- **Task requirements**
Scan the listing below and copy every line holding "username".

- **Exercise input**
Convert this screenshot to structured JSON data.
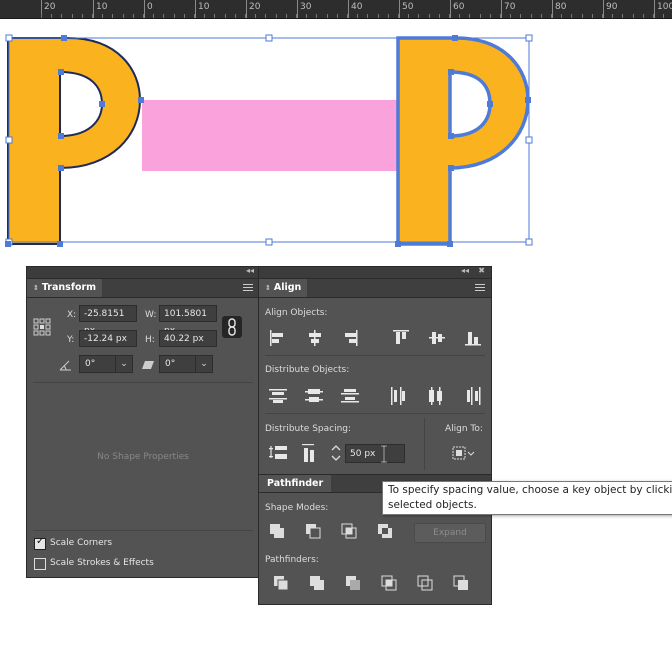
{
  "ruler": {
    "ticks": [
      "20",
      "10",
      "0",
      "10",
      "20",
      "30",
      "40",
      "50",
      "60",
      "70",
      "80",
      "90",
      "100"
    ]
  },
  "colors": {
    "accent": "#4e7bd8",
    "letter_fill": "#fbb21f",
    "pink_rect": "#f9a2db",
    "panel": "#535353"
  },
  "transform": {
    "tab": "Transform",
    "x_label": "X:",
    "x_value": "-25.8151 px",
    "w_label": "W:",
    "w_value": "101.5801 px",
    "y_label": "Y:",
    "y_value": "-12.24 px",
    "h_label": "H:",
    "h_value": "40.22 px",
    "rotate_value": "0°",
    "shear_value": "0°",
    "no_shape": "No Shape Properties",
    "scale_corners": "Scale Corners",
    "scale_corners_checked": true,
    "scale_strokes": "Scale Strokes & Effects",
    "scale_strokes_checked": false
  },
  "align": {
    "tab": "Align",
    "align_objects": "Align Objects:",
    "distribute_objects": "Distribute Objects:",
    "distribute_spacing": "Distribute Spacing:",
    "align_to": "Align To:",
    "spacing_value": "50 px"
  },
  "pathfinder": {
    "tab": "Pathfinder",
    "shape_modes": "Shape Modes:",
    "expand": "Expand",
    "pathfinders": "Pathfinders:"
  },
  "tooltip": {
    "line1": "To specify spacing value, choose a key object by clicki",
    "line2": "selected objects."
  }
}
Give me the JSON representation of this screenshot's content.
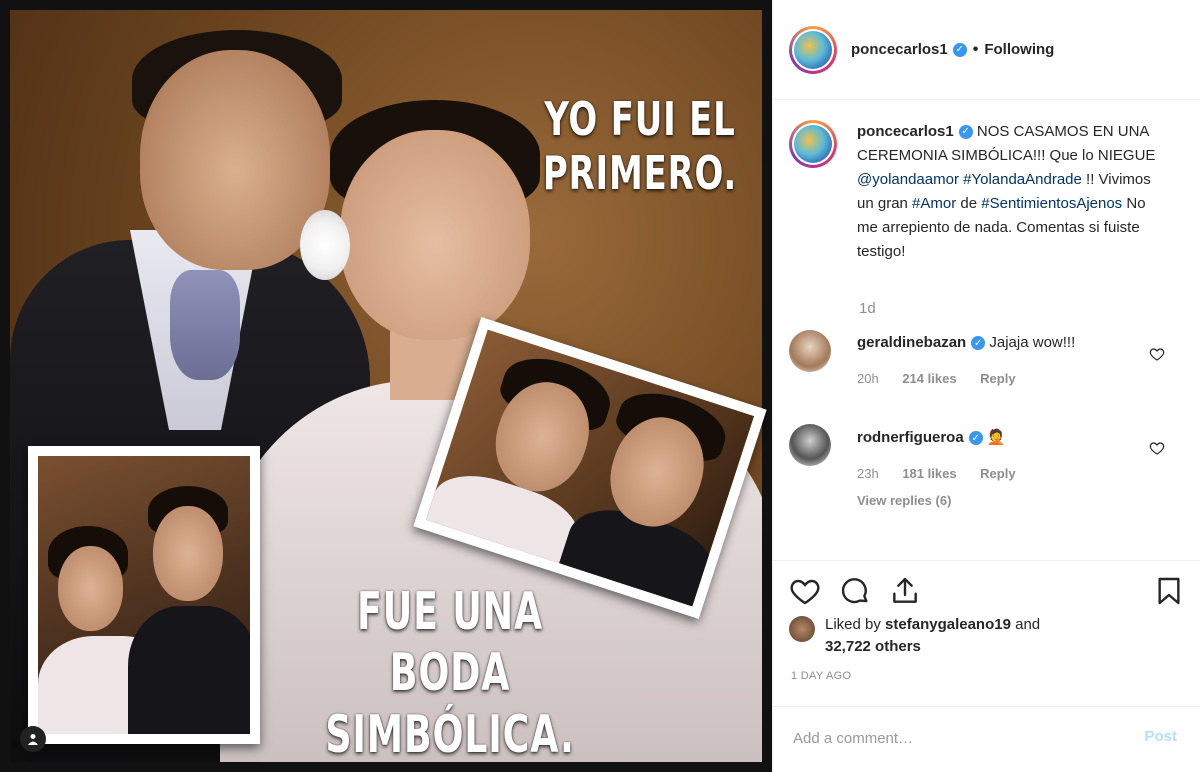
{
  "post": {
    "overlay_top_line1": "YO FUI EL",
    "overlay_top_line2": "PRIMERO.",
    "overlay_bottom_line1": "FUE UNA BODA",
    "overlay_bottom_line2": "SIMBÓLICA."
  },
  "header": {
    "username": "poncecarlos1",
    "separator": "•",
    "follow_status": "Following"
  },
  "caption": {
    "username": "poncecarlos1",
    "text_part1": " NOS CASAMOS EN UNA CEREMONIA SIMBÓLICA!!! Que lo NIEGUE ",
    "mention": "@yolandaamor",
    "hashtag1": "#YolandaAndrade",
    "text_part2": " !! Vivimos un gran ",
    "hashtag2": "#Amor",
    "text_part3": " de ",
    "hashtag3": "#SentimientosAjenos",
    "text_part4": " No me arrepiento de nada. Comentas si fuiste testigo!",
    "time_ago": "1d"
  },
  "comments": [
    {
      "username": "geraldinebazan",
      "text": "Jajaja wow!!!",
      "time": "20h",
      "likes": "214 likes",
      "reply": "Reply"
    },
    {
      "username": "rodnerfigueroa",
      "text": "🤦",
      "time": "23h",
      "likes": "181 likes",
      "reply": "Reply",
      "view_replies": "View replies (6)"
    }
  ],
  "likes": {
    "prefix": "Liked by ",
    "liker": "stefanygaleano19",
    "middle": " and",
    "count": "32,722 others"
  },
  "post_date": "1 DAY AGO",
  "comment_box": {
    "placeholder": "Add a comment…",
    "post_label": "Post"
  },
  "colors": {
    "link": "#003569",
    "verified": "#3897f0",
    "muted": "#8e8e8e",
    "post_button": "#b2dffc"
  }
}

- **Worked solution**
    "username": "poncecarlos1",
    "username": "poncecarlos1",
      "username": "geraldinebazan",
      "username": "rodnerfigueroa",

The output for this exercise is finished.